• **Goal of the exercise**:
Could you please retype all of the records exactly, skipping any pictures?

Data records:
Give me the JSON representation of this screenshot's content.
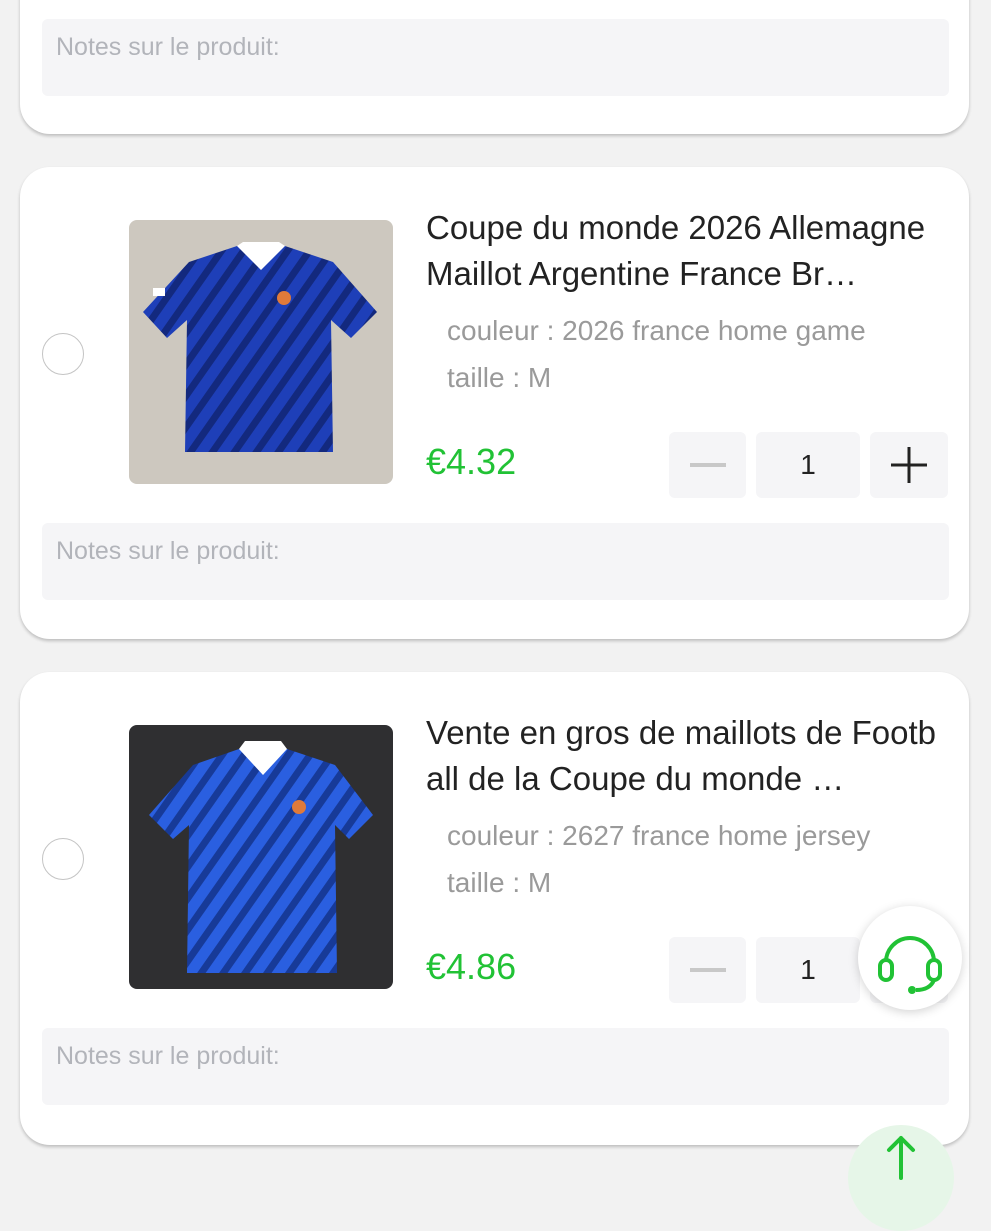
{
  "notes_placeholder": "Notes sur le produit:",
  "products": [
    {
      "title": "Coupe du monde 2026 Allemagne Maillot Argentine France Br…",
      "color_label": "couleur : 2026 france home game",
      "size_label": "taille : M",
      "price": "€4.32",
      "quantity": "1",
      "image_icon": "jersey-image"
    },
    {
      "title": "Vente en gros de maillots de Football de la Coupe du monde …",
      "color_label": "couleur : 2627 france home jersey",
      "size_label": "taille : M",
      "price": "€4.86",
      "quantity": "1",
      "image_icon": "jersey-image"
    }
  ],
  "icons": {
    "minus": "minus-icon",
    "plus": "plus-icon",
    "support": "headset-icon",
    "back_to_top": "arrow-up-icon"
  },
  "colors": {
    "price": "#21c235",
    "accent": "#21c235"
  }
}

• **Written answer**:
Give me the JSON representation of this screenshot's content.
{
  "notes_placeholder": "Notes sur le produit:",
  "products": [
    {
      "title": "Coupe du monde 2026 Allemagne Maillot Argentine France Br…",
      "color_label": "couleur : 2026 france home game",
      "size_label": "taille : M",
      "price": "€4.32",
      "quantity": "1",
      "image_icon": "jersey-image"
    },
    {
      "title": "Vente en gros de maillots de Football de la Coupe du monde …",
      "color_label": "couleur : 2627 france home jersey",
      "size_label": "taille : M",
      "price": "€4.86",
      "quantity": "1",
      "image_icon": "jersey-image"
    }
  ],
  "icons": {
    "minus": "minus-icon",
    "plus": "plus-icon",
    "support": "headset-icon",
    "back_to_top": "arrow-up-icon"
  },
  "colors": {
    "price": "#21c235",
    "accent": "#21c235"
  }
}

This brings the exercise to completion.